● WORK TO BE COMPLETED
Your response should contain each line of the data that includes "window".

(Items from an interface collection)
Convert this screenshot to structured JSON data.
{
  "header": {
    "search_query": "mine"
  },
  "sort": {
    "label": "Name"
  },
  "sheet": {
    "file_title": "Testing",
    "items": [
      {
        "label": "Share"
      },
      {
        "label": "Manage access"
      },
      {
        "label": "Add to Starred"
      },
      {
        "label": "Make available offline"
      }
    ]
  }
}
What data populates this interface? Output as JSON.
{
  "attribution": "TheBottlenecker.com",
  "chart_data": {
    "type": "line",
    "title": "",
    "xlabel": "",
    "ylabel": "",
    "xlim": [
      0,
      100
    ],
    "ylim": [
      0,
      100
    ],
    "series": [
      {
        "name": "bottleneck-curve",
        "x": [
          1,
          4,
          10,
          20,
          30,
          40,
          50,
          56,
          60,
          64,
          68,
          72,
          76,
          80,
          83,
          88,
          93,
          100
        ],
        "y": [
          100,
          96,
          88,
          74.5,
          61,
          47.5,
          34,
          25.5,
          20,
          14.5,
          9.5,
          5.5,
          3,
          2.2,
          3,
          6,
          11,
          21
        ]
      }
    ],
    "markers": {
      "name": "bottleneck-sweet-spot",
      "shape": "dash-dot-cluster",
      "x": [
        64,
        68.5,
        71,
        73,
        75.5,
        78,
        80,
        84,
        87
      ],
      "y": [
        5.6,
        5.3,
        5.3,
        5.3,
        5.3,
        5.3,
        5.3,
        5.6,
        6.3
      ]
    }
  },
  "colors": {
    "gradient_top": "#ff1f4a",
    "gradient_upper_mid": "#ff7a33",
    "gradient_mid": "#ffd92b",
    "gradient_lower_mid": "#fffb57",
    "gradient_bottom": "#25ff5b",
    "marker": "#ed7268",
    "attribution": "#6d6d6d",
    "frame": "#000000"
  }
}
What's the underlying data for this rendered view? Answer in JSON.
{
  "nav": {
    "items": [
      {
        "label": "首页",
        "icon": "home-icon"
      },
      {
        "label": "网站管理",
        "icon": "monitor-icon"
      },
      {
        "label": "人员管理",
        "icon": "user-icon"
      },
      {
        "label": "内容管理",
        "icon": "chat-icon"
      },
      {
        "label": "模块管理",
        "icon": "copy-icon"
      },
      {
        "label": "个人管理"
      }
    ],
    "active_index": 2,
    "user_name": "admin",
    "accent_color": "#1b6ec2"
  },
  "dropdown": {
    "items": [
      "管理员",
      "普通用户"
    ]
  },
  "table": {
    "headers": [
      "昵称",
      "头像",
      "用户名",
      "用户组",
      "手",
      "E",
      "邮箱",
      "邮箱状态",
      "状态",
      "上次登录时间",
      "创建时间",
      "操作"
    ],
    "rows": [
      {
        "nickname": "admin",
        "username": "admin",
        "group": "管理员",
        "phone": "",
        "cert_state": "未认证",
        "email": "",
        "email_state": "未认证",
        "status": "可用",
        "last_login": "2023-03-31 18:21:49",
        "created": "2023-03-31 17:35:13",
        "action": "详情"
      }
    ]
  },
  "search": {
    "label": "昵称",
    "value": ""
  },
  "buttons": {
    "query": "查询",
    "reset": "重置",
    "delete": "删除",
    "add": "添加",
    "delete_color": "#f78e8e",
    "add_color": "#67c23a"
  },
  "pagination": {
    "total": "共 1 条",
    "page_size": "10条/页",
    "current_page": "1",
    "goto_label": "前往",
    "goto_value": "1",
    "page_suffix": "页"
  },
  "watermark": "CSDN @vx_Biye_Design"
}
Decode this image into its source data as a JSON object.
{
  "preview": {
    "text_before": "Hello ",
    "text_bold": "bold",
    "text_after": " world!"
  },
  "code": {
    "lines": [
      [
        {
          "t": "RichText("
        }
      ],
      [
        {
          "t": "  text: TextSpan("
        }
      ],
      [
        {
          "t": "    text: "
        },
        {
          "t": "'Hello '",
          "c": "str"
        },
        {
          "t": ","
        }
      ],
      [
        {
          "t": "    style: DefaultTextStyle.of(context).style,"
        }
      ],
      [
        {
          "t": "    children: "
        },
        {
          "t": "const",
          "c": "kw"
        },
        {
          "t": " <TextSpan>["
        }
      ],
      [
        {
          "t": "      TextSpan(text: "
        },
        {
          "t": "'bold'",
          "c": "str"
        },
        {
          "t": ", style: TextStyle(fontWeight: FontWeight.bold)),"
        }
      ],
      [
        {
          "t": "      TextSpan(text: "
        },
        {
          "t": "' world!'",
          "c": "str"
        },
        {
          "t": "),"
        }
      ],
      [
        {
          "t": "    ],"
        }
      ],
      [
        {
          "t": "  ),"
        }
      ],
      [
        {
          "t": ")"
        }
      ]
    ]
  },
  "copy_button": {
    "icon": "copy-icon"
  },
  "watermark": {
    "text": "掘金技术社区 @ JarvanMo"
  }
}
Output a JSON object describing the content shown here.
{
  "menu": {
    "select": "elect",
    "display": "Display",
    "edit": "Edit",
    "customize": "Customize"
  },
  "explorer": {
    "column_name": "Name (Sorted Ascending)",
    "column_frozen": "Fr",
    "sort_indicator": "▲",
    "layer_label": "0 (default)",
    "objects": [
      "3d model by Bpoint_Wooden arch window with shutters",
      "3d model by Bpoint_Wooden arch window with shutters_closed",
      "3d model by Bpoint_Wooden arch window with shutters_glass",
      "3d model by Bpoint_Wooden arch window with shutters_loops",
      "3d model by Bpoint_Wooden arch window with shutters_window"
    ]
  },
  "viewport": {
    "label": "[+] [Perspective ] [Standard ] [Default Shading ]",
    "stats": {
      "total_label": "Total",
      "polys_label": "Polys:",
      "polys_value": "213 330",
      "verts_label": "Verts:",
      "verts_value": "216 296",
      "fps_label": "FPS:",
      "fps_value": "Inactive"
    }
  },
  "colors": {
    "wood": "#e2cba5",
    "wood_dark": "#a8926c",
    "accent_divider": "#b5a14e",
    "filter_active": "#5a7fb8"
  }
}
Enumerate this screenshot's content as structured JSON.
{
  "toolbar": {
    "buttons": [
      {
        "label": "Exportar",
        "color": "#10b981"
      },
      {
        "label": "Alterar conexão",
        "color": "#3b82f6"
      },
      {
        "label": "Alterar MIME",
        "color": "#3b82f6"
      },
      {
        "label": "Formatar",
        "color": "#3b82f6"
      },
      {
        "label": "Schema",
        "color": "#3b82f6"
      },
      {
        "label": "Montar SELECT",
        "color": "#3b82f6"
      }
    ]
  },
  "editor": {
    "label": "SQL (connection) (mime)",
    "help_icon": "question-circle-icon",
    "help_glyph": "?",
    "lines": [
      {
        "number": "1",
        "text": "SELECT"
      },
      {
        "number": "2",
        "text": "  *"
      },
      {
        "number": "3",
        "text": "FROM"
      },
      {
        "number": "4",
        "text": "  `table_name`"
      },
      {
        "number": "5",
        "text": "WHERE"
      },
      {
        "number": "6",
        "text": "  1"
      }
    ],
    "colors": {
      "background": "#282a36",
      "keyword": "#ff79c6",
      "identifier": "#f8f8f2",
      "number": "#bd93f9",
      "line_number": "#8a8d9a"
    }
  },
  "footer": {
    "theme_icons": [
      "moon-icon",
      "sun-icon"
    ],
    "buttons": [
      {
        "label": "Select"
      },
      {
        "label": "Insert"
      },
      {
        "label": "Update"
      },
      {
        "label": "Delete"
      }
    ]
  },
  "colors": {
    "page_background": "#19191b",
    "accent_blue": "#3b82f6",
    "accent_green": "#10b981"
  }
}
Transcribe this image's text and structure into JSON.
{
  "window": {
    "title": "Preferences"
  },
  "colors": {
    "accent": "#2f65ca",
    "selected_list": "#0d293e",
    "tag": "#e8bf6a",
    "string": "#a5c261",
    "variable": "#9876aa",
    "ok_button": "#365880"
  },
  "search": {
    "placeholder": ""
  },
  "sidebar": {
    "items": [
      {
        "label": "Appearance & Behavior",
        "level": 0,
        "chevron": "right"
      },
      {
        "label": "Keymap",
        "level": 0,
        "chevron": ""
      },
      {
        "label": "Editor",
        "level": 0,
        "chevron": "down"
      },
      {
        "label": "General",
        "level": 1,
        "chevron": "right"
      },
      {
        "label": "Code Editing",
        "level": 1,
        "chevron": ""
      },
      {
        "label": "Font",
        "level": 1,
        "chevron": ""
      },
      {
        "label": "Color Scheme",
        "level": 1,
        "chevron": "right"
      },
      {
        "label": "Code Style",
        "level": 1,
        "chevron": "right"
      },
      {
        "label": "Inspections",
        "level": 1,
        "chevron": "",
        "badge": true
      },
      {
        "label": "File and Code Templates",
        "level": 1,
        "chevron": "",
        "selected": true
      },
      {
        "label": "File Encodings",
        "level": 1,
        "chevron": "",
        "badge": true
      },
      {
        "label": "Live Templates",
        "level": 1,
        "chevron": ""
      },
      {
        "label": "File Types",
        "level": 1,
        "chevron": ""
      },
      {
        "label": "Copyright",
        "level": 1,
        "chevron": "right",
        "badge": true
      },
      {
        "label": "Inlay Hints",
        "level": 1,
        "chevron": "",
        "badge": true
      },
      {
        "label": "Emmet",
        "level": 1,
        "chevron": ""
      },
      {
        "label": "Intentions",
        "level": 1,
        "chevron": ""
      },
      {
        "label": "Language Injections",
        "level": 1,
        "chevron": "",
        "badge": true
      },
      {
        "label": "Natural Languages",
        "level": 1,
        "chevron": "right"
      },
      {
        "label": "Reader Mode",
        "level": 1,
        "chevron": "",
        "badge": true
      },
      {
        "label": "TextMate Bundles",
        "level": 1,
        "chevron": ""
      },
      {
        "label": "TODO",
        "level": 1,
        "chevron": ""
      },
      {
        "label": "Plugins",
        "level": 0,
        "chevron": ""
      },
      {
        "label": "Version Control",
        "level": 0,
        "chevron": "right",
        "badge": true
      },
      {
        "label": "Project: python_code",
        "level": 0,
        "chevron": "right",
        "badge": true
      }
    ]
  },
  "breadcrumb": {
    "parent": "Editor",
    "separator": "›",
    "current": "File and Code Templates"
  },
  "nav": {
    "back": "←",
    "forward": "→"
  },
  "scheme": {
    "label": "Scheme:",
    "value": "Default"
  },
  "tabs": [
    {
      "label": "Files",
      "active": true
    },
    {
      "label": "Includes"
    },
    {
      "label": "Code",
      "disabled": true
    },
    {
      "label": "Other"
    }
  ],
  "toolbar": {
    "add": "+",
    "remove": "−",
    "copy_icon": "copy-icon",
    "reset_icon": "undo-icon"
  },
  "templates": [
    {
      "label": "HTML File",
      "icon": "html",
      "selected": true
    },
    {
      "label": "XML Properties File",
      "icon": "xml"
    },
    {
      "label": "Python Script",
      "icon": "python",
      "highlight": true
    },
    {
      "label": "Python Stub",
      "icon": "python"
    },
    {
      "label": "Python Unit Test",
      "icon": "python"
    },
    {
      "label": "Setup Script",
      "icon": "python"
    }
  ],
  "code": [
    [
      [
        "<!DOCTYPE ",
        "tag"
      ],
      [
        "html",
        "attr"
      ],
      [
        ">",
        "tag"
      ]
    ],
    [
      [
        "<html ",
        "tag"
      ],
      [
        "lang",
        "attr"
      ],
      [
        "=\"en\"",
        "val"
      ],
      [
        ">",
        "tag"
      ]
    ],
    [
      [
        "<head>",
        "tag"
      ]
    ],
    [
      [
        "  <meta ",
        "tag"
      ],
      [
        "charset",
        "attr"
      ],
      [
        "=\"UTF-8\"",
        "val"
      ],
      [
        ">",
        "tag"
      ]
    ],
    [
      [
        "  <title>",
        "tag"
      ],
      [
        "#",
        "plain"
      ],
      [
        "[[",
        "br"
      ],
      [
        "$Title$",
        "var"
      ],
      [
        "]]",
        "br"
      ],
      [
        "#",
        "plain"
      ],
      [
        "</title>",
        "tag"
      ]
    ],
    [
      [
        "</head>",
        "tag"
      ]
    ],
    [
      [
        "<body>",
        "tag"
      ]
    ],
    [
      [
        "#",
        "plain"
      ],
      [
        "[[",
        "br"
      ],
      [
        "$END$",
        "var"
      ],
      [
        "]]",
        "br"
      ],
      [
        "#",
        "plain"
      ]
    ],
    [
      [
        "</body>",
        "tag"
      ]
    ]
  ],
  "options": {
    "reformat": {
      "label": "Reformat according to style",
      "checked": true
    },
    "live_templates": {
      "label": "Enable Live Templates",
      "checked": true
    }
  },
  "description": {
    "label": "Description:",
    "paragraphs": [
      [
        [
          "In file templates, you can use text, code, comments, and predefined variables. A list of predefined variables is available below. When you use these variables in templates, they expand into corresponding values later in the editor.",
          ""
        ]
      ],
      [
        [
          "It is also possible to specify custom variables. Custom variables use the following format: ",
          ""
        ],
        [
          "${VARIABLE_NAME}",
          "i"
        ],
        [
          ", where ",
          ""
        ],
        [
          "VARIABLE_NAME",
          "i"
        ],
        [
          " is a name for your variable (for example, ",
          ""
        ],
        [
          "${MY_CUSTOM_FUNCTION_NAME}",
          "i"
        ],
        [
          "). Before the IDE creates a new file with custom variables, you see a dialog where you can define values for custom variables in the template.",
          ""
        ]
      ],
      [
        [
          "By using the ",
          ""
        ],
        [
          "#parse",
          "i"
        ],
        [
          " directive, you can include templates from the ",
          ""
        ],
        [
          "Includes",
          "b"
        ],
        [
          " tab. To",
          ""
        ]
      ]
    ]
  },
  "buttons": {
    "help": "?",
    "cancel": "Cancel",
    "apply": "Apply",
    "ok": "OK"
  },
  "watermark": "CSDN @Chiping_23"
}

● YOUR SOLUTION
      "3d model by Bpoint_Wooden arch window with shutters",
      "3d model by Bpoint_Wooden arch window with shutters_closed",
      "3d model by Bpoint_Wooden arch window with shutters_glass",
      "3d model by Bpoint_Wooden arch window with shutters_loops",
      "3d model by Bpoint_Wooden arch window with shutters_window"
  "window": {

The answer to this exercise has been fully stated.